Data excerpts:
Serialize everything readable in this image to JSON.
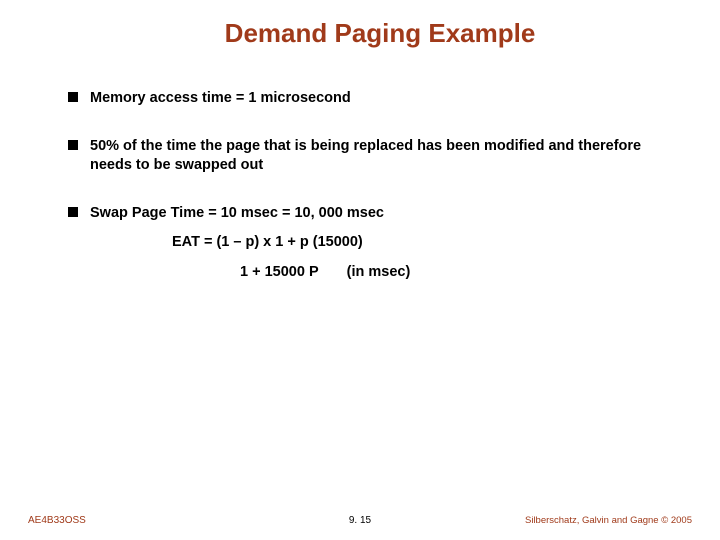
{
  "title": "Demand Paging Example",
  "bullets": {
    "b1": "Memory access time = 1 microsecond",
    "b2": "50% of the time the page that is being replaced has been modified and therefore needs to be swapped out",
    "b3": "Swap Page Time = 10 msec = 10, 000 msec"
  },
  "lines": {
    "eat1": "EAT = (1 – p) x 1 + p (15000)",
    "eat2a": "1 + 15000 P",
    "eat2b": "(in msec)"
  },
  "footer": {
    "left": "AE4B33OSS",
    "center": "9. 15",
    "right": "Silberschatz, Galvin and Gagne © 2005"
  }
}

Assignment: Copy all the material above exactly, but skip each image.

Answer section:
Serialize everything readable in this image to JSON.
{
  "title": "Demand Paging Example",
  "bullets": {
    "b1": "Memory access time = 1 microsecond",
    "b2": "50% of the time the page that is being replaced has been modified and therefore needs to be swapped out",
    "b3": "Swap Page Time = 10 msec = 10, 000 msec"
  },
  "lines": {
    "eat1": "EAT = (1 – p) x 1 + p (15000)",
    "eat2a": "1 + 15000 P",
    "eat2b": "(in msec)"
  },
  "footer": {
    "left": "AE4B33OSS",
    "center": "9. 15",
    "right": "Silberschatz, Galvin and Gagne © 2005"
  }
}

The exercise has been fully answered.